EXERCISE -
Search the records that follow and extract every line containing the string "mansione".

SOURCE DATA -
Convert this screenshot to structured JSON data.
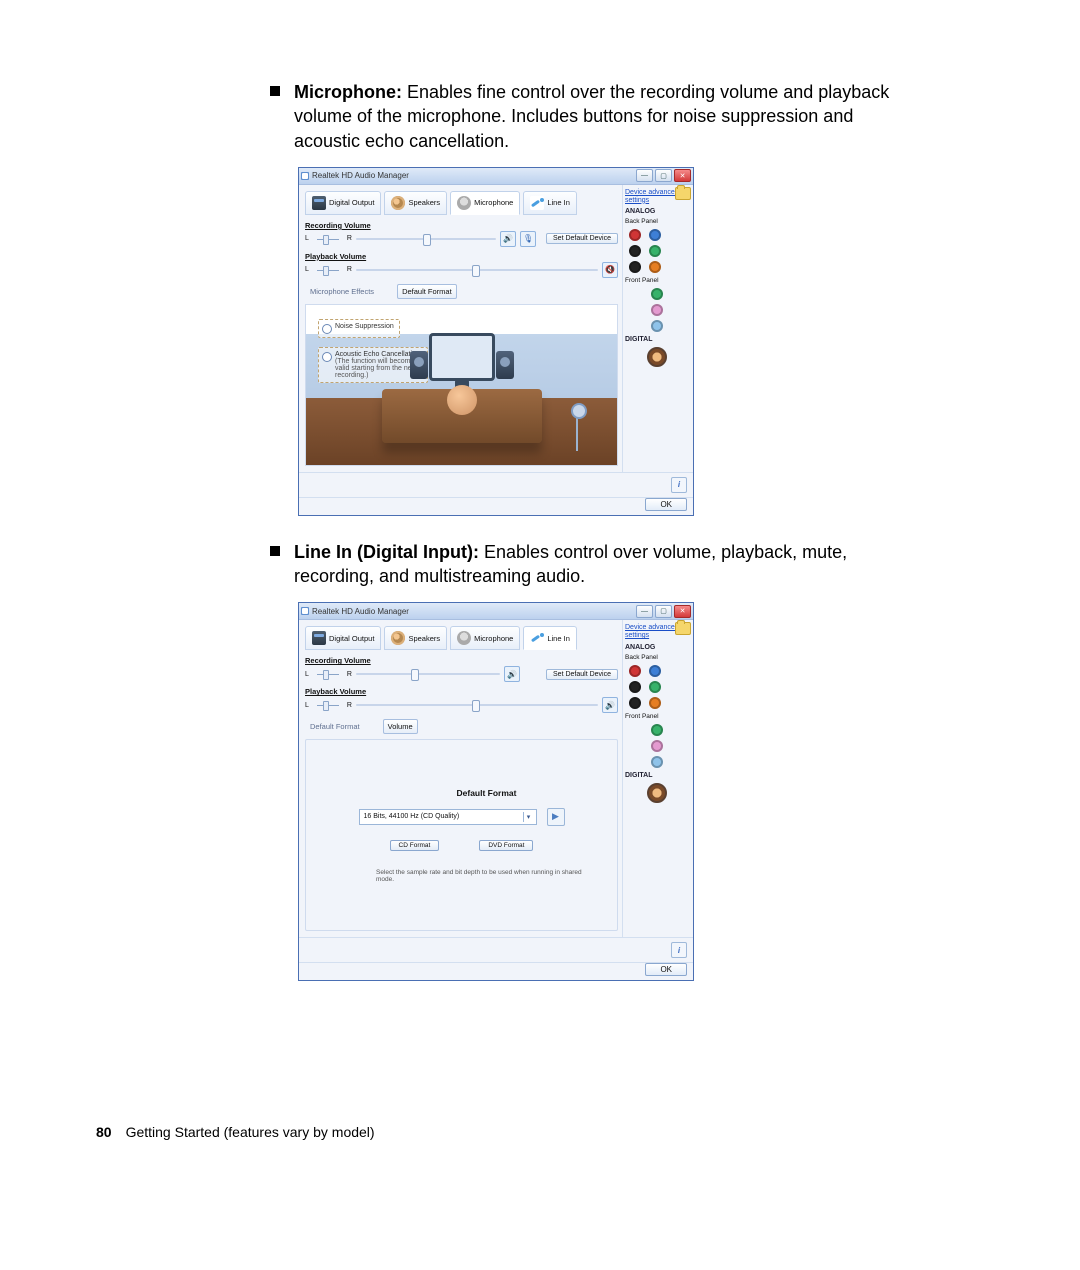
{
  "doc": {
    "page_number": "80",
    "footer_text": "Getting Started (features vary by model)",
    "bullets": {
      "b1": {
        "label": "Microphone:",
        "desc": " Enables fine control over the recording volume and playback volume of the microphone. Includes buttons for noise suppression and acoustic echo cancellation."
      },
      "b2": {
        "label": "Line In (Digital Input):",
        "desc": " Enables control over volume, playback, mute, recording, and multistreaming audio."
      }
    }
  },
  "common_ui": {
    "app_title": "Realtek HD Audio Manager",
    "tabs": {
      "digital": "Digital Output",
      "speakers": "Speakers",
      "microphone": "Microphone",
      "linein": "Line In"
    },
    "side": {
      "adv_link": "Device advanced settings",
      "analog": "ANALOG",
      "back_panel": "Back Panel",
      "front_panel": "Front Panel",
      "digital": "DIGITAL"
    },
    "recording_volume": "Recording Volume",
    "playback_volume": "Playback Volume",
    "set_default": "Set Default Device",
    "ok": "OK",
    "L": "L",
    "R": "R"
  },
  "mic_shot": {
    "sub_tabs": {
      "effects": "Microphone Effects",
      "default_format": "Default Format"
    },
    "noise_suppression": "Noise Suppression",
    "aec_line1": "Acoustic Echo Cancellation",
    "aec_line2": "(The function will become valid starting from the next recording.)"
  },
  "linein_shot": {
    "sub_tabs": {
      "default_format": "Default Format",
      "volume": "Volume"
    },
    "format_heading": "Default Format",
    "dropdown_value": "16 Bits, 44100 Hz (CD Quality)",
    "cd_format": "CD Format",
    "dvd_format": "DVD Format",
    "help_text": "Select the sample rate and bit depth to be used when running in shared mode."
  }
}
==
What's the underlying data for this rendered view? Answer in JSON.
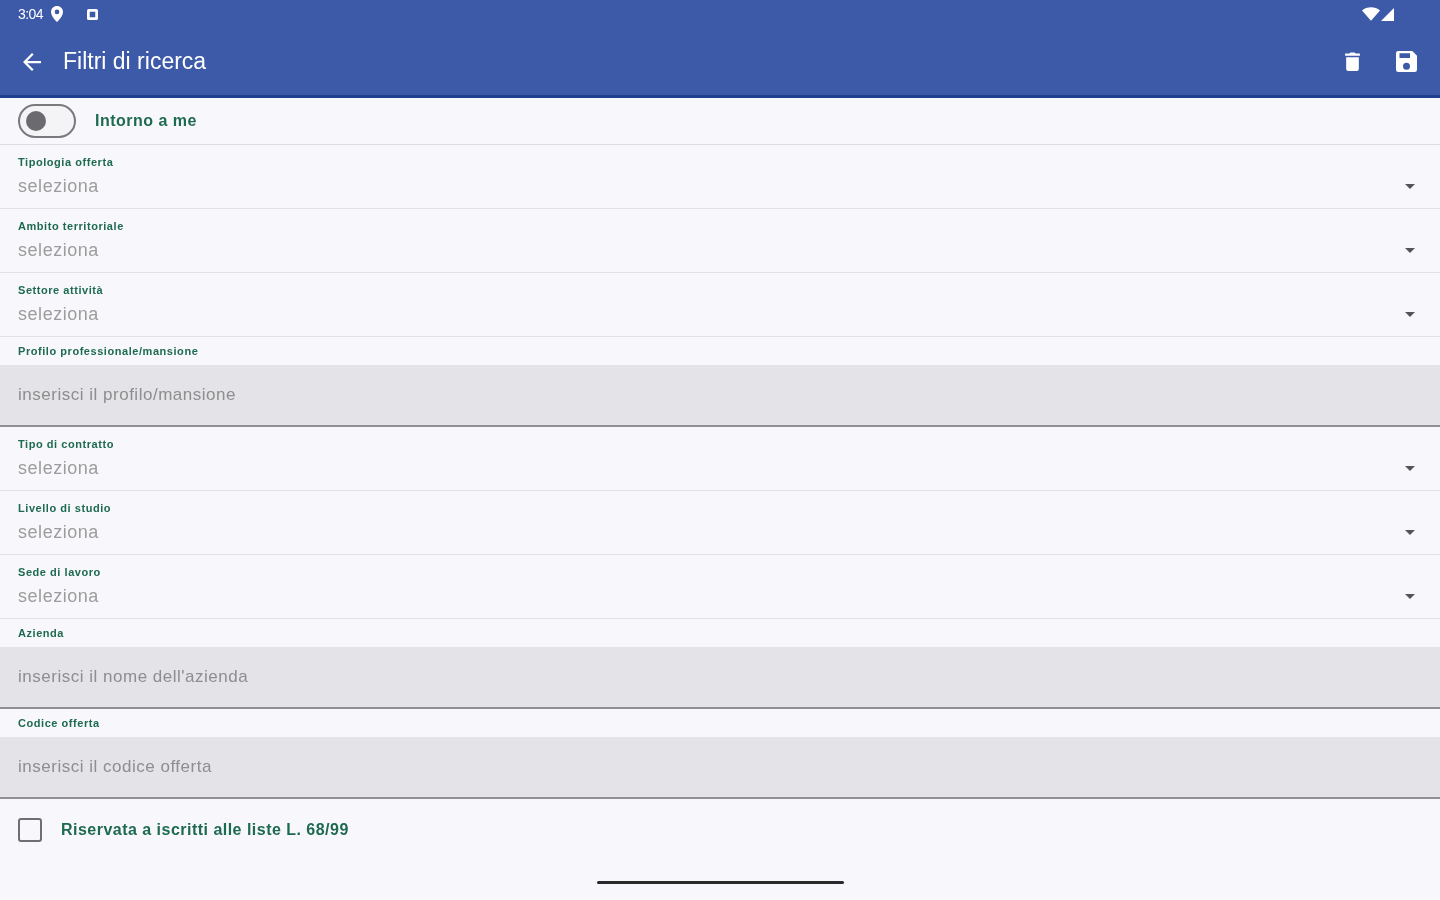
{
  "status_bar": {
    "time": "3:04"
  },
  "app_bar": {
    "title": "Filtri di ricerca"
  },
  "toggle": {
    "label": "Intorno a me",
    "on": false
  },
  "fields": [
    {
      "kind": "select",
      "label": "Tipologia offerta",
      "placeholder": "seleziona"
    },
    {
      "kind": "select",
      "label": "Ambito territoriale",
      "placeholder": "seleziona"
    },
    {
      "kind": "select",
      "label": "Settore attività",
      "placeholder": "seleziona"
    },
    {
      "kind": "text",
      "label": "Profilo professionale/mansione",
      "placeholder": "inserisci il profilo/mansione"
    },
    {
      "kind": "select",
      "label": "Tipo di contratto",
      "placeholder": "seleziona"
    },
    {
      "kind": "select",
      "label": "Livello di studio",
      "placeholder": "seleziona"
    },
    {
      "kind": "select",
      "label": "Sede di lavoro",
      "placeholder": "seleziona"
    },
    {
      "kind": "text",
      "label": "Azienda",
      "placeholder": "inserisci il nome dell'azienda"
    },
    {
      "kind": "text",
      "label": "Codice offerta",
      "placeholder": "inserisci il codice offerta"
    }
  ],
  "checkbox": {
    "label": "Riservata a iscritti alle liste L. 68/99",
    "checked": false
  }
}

RESULT FOR THIS TASK -
      "label": "Profilo professionale/mansione",
      "placeholder": "inserisci il profilo/mansione"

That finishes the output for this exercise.